Start of Supplied records
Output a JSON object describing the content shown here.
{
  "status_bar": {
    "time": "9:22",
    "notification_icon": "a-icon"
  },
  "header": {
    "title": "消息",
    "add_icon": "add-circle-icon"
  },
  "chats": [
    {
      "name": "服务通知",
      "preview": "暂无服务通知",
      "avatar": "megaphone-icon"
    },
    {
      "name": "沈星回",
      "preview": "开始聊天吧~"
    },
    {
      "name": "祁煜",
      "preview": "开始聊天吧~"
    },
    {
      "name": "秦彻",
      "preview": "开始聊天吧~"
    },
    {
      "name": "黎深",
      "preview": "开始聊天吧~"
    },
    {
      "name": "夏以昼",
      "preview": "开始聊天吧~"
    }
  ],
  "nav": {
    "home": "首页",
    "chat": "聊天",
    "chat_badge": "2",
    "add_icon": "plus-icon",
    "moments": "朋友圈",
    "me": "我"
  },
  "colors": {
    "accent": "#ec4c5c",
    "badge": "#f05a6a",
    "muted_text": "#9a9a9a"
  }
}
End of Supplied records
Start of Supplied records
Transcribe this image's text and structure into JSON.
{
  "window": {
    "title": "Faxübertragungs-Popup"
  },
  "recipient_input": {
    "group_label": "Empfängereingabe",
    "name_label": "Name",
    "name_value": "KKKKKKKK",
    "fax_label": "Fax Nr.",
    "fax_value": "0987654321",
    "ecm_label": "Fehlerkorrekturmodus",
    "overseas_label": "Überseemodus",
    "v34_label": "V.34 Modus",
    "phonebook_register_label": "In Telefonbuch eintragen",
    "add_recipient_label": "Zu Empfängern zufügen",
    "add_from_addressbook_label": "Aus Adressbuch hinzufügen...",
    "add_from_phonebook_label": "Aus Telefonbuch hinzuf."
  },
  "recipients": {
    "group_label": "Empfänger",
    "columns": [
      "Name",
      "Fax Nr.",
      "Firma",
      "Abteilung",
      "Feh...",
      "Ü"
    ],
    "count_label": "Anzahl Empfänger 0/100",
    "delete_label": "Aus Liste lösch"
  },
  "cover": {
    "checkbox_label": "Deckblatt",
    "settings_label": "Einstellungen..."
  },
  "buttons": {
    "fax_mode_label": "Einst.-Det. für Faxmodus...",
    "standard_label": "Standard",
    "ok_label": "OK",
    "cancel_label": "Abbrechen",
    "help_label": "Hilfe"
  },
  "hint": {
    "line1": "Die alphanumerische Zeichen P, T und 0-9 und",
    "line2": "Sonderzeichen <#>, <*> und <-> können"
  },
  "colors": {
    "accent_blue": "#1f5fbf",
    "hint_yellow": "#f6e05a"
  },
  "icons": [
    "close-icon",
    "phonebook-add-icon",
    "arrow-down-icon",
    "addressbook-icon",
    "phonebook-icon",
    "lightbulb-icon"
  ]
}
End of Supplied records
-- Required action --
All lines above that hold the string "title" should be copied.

-- Response to the exercise --
    "title": "消息",
    "title": "Faxübertragungs-Popup"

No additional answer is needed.